The rapid creation of data from IoT devices
As the cost of sensors, intelligent cameras, and IoT networks continues to fall, the ability for organisations to amass data about people, places, conditions, and assets has never been easier. The proliferation of IoT styled data collection will continue to increase exponentially as organisations pursue their IoT strategies or simply connect more intelligent assets as part of their normal technology and asset renewal cycles.
While the IoT opportunity list can be long, the big value categories are customer experience leading to retention, competitive advantage and sales, and operational effectiveness, especially when designed to optimise ‘systems’ within and external to the organisation.
These broader examples use IoT based monitoring to inform greater levels of asset usage, human interaction, and behaviour, automation of service events as well as identifying opportunities to optimise resource utilisation. This can include assets such as buildings, plant, equipment vehicles, energy, spaces, etc.

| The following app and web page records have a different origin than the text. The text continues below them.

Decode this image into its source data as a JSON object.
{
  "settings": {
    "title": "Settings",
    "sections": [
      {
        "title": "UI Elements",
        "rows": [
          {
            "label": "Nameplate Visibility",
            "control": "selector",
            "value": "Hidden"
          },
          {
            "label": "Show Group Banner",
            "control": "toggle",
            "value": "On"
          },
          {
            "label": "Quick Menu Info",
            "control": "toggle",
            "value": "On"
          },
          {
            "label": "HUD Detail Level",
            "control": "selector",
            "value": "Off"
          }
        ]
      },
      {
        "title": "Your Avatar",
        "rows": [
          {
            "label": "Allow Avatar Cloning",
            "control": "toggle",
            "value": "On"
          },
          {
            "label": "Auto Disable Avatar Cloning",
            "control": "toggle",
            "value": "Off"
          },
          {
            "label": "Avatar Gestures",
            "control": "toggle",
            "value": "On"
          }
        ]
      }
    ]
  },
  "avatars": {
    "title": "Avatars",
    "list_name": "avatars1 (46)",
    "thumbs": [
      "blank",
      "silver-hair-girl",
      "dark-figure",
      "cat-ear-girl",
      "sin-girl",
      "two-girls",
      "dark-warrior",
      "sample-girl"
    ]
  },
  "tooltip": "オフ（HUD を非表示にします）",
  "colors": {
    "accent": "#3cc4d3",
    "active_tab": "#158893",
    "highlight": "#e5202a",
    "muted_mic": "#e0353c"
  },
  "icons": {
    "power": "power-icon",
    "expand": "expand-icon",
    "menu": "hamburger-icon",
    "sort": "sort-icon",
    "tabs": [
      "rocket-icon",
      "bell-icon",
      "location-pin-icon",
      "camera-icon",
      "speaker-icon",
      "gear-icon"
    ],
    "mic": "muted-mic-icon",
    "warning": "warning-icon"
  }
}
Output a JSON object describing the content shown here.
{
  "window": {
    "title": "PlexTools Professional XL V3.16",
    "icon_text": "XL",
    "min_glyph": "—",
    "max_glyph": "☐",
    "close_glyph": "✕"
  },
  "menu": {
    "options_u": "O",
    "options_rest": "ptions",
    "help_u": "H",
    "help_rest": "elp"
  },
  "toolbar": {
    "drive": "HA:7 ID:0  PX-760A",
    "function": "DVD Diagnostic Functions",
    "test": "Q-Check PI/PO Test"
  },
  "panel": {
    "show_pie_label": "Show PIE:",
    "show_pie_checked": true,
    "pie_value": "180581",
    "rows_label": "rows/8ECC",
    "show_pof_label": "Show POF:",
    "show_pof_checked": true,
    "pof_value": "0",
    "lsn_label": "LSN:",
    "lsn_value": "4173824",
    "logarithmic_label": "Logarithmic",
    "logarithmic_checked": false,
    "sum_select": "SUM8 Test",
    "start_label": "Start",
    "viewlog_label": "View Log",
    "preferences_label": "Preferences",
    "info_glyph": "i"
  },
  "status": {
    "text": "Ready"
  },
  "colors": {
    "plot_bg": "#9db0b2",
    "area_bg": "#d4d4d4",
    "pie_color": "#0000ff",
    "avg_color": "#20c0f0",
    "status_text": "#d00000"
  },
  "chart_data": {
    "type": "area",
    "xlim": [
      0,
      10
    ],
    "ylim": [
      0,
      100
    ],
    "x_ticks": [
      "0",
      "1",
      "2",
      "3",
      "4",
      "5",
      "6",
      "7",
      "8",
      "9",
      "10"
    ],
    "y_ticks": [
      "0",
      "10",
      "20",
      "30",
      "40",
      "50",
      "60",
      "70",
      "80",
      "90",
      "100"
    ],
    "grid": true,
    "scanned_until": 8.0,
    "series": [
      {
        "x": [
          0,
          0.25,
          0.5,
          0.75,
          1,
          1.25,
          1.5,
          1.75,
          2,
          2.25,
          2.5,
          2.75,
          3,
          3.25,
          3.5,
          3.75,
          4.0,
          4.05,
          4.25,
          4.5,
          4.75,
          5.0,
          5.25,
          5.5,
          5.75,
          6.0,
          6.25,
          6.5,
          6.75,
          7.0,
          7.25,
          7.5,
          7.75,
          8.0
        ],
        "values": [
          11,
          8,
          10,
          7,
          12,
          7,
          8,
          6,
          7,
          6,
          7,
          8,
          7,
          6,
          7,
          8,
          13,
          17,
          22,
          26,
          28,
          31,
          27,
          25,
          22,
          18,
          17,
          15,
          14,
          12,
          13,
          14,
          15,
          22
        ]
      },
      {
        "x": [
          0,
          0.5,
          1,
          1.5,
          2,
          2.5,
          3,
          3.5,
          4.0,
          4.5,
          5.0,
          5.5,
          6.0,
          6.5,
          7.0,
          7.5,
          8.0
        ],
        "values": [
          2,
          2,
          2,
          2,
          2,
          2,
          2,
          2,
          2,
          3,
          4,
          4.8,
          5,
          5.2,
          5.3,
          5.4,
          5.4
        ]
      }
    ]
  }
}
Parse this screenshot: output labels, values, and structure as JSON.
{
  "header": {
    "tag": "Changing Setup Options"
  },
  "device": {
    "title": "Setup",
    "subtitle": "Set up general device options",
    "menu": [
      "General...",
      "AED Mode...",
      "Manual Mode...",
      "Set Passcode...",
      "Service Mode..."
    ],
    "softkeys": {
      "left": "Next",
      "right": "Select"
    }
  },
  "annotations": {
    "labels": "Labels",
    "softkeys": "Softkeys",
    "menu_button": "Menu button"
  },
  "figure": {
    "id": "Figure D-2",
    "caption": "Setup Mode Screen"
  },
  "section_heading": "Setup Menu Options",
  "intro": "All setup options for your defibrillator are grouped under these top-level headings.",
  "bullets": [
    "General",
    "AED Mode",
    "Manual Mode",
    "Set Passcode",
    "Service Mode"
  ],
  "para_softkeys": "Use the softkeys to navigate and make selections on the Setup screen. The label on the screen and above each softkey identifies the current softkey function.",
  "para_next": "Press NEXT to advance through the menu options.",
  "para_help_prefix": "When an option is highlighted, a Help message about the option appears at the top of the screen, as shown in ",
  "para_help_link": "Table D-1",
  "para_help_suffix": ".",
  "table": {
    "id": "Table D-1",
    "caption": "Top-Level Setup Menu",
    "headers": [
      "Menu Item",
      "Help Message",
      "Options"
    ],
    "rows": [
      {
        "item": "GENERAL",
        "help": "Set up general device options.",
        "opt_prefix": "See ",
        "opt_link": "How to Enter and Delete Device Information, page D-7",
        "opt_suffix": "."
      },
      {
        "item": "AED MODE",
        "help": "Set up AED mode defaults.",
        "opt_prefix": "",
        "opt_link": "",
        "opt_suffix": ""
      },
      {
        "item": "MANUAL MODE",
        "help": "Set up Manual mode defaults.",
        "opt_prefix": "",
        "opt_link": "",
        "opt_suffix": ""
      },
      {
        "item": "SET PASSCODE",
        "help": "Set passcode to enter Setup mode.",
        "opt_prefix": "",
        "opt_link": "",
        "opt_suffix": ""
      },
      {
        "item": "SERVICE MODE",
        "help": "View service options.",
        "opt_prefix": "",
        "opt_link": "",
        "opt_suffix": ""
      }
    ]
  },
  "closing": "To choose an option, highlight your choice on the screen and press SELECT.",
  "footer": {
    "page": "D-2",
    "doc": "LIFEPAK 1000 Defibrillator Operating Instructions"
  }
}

The idea of creating substantial business and customer value from IoT data has been written about at length. However, many organisations seem to stall at the data collection step or only use the IoT data to monitor asset use — or at best trigger basic maintenance or operational activities. Why is this?
IoT data must be treated differently from business data
The value of unique IoT data can easily become obscured or lost by storing IoT data in the traditional data lake environment. While data warehousing is a core enterprise facility within many medium-to-large organisations, there is a difference when it comes to IoT data. Accumulating the diverse but often binary or ‘state’ IoT data without understanding the timing and potential source context limits the ability to make sense of the data. At this point, an IoT data ‘dead-end’ occurs.
In the business world, data is often captured in a well-understood state (e.g., number of credit card transactions by customer type, generated as a result of business processes and rules) and is considered as ‘high resolution’ data. By contrast, IoT data can consist of for example electricity meter pulses or pedestrian counts which, as a cumulative data set has a very low resolution or meaning to the untrained eye.
The value of IoT data can become further obscured when traditional BI charting techniques are used to aggregate and normalise data. These data visualisation techniques work well for high-resolution data as the value of the reporting is mainly in identifying trends, volumes, and significant deviations. However, when this approach is applied to IoT data the inherent value of the raw and somewhat binary data is obscured and likely lost forever.
Five critical success factors for using IoT data to generate value
1. Align IoT data collection to business value outcomes
The first critical success factor is to target the collection of IoT data required associated with value cases that come from other case studies or hypothetical considerations. For example, a large scale roll-out of sensors to plant, equipment, supply chain, traffic systems, etc is expensive and produces limited value. An alternative might be to target energy cost reductions for building air-conditioning systems by careful sensor placement to understand service usage times, billing, and building occupancy times.
2. Leverage expertise to validate the local operating conditions
The second is to leverage expertise associated with the specific data source to understand what data will be valuable, how it can be measured, and the likely value that can be created when the data is analysed. An example might be to work with an engineer who understands the detailed engineering considerations for a large building air conditioning plant. The engineer will likely know how the plant functions, what are the normal operating conditions, and what the normal maintenance regime for the equipment is.
3. Specialist knowledge is needed to calibrate the data outputs
The third critical success factor is to leverage the engineering knowledge together with the sensor design and data collection modelling at the source. A specialist IoT engineer can identify the appropriate sensor use case and the optimum installation setup to maximise the depth of data to be captured and the reliability of data collection given the unique environmental conditions. To illustrate this, an IoT engineer knows how to apply vibration measurement to capture data on an audible intensity spectrum as well as frequency.
4. Data science skills are essential to design and automate valued insights
The fourth critical success factor is to design advanced algorithms aligned to the use cases for each IoT data type and their respective value objective. Data science skills combined with algorithm development skills must come together to produce both computational outputs and contextual thinking to identify forecastable patterns, anomalies, and improvement opportunities. When further combined with machine learning capabilities, the ‘training’ of these unique algorithms over time can detect the most acute deviations, leading to more informed business analysis and ultimately inform the ‘next best action’.
5. An “unactioned” insight is a waste
Finally, the fifth critical success factor is business insights, advice, and successfully applying the change. A great insight ‘un-actioned’ is simply a waste. Knowing how to communicate, express business and customer value, and then to apply process/technology/people and data-related changes are critical. This final success factor also involves measuring change success and linking it to continuous improvement.
When analysed and actioned effectively, IoT data can create wide-scale customer and business operational value within and beyond the organisation.
However, given IoT on its own is low resolution, an understanding of how IoT data differs from application data is critical. Five critical success factors enable value to be achieved, ensuring organisations can create significant and worthwhile business value from IoT data.